Jul 04 2011

Bombs, Flames & Guns

Category: In The Media,KazakhstanChrisM @ 3:19 pm

In the past month or so, there have been more media reports about terrorists/criminals/citizens (depending on the event and which media organization/government spokesperson you listen to) using extreme methods to protest against perceived injustices.

Although the official version of this subtitle would be one bomb and one explosion.
First we had a suicide bomber (Rakhymzhan Orynbasarovich Makhatov) who blew himself up at the KNB (modern day KGB equivalent) offices in Aktobe. He obviously perished in the explosion, and two to four people were also injured. The man’s family claim he was converted to an extreme form of Islam (Kazakhstan really is very moderate when it comes to Islam) by his wife. Originally the authorities claimed he was just a criminal who decided to avoid being caught by blowing himself up. I think their script writers need a lesson or five in believable plot lines. Despite releasing a statement condemning the act, the chief Imam of the area (always politically indirectly selected, akin to China’s approach) was fired by the Religious Board of the Muslims of Kazakhstan. For more information and background on this and the next explosion, see this post.

Then we had a car bomb (or random explosion) here in Astana, again near a KNB building, though this time it was a pre-trial detention centre. The two people in the car at the time were killed and the explosion caused their body parts to be strewn some 50-60m away (though one witness account placed body parts more than 200m from the car). A large part of the car was found up a tree 30m away from the blast site. One version of events has this explosion as being a simple accident, with the location being a coincidence, with no terrorist motives at all. Some details taken from Tengri News‘ piece on the incident.

A mother recently self-immolated (not sure if that is correct English) as a protest. This appened here in Astana, in the reception area of the Nur Otan offices. Nur Otan is the dominant political party in Kzaakhstan. KZBlog covers this story well here. Whether this form of protest came to the lady’s mind from the recent uprising in Tunisia, or perhaps going back to the Vietnam era protest by monks, she must have literally been at her wits’ end to come to this decision. Her son was convicted of a crime, and she felt that there was no possible way for him to receive proper justice. It is worth reading through the comments at the Zakon.kz article on this. If your Russian reading skills are as slow and rusty as mine, Google Translate the text or use Chrome, which should offer to translate it automatically.

Then last week a man in Aktobe set himself alight to protest the authorities’ investigation into the murder of his nephew.

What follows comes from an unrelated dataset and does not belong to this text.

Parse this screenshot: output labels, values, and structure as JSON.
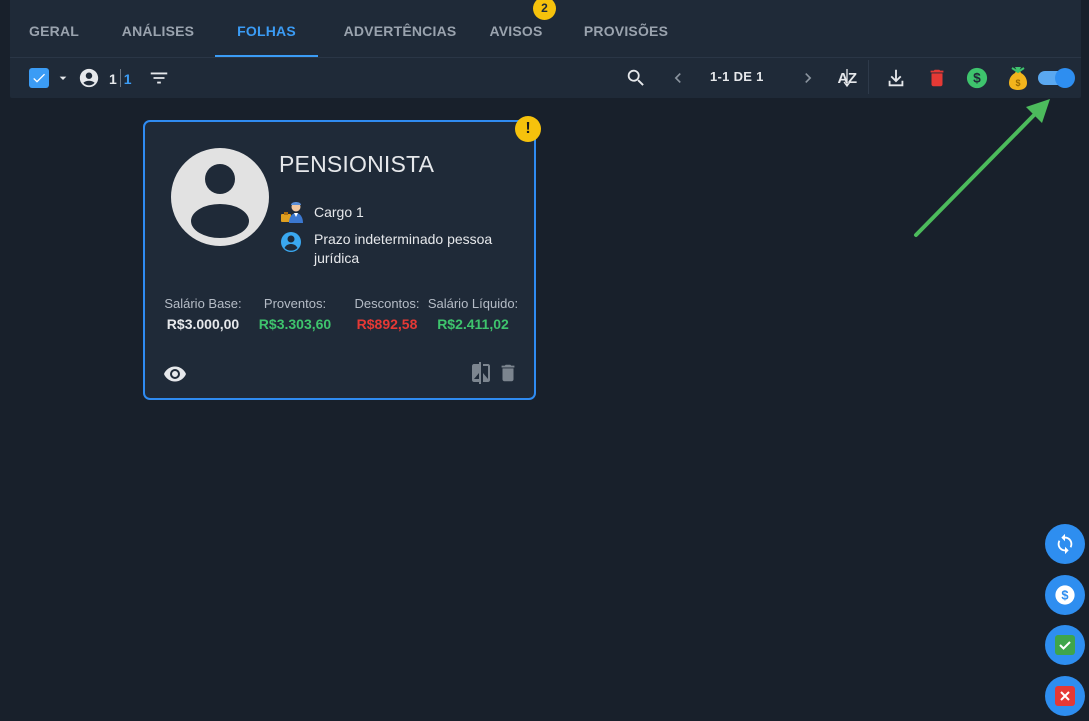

Where as the Astana woman was protesting her son’s innocence (which some people have called into question), the man in Aktobe was obviously very unhappy with the lack of progress in catching the killers of his nephew. You can read more here.

Over in the West of Kazakhstan, two policemen were killed in Shubarshi. In reply, the police began an operation against an armed gang, though it is not yet clear, or made public whether this group is an armed criminal gang, or a religious group that is armed. See Radio Free Europe‘s article. It was initially very hard to get any information on this incident, at least from Russian language/official sources.

I’m sad to see such violence occurring in this country – until fairly recently, it felt incredibly safe and secure here, especially when you look at the physical and political geography around us. Of course, given the huge size of Kazakhstan, and the infrequency of such events, visitors (and residents!) should probably not be overly concerned, however it makes sense to monitor independent news sources, and to make sure you are aware of, and respect, local customs, don’t start arguments (especially political or religious) with people you don’t know very well and finally, remember that despite the media coverage this violence has attracted, walking the streets of Astana itself is a lot safer (in many areas) than some parts of London!